* Dataset records
^^^^

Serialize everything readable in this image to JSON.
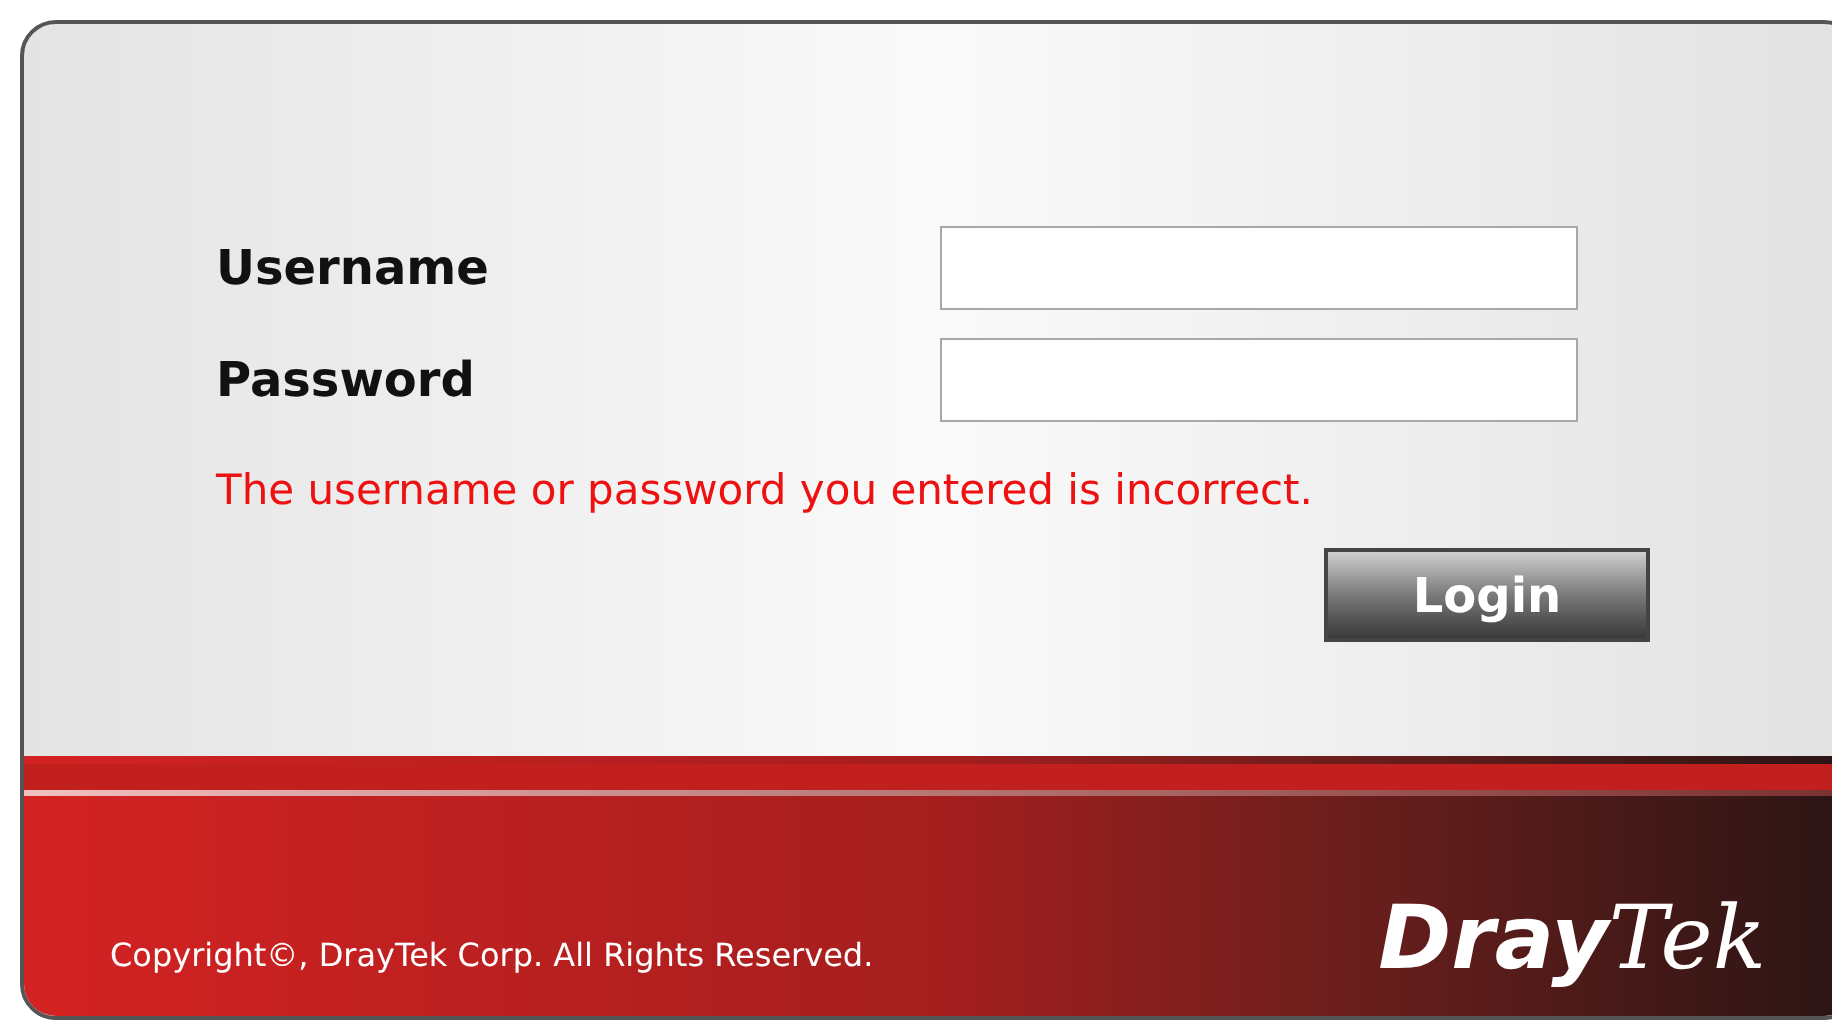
{
  "fields": [
    {
      "label": "Username"
    },
    {
      "label": "Password"
    }
  ],
  "error_message": "The username or password you entered is incorrect.",
  "login_button": "Login",
  "footer": {
    "copyright": "Copyright©, DrayTek Corp. All Rights Reserved.",
    "logo": {
      "bold_part": "Dray",
      "italic_part": "Tek"
    }
  }
}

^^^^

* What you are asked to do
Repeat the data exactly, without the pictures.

* Your response
Serialize everything readable in this image to JSON.
{
  "fields": [
    {
      "label": "Username"
    },
    {
      "label": "Password"
    }
  ],
  "error_message": "The username or password you entered is incorrect.",
  "login_button": "Login",
  "footer": {
    "copyright": "Copyright©, DrayTek Corp. All Rights Reserved.",
    "logo": {
      "bold_part": "Dray",
      "italic_part": "Tek"
    }
  }
}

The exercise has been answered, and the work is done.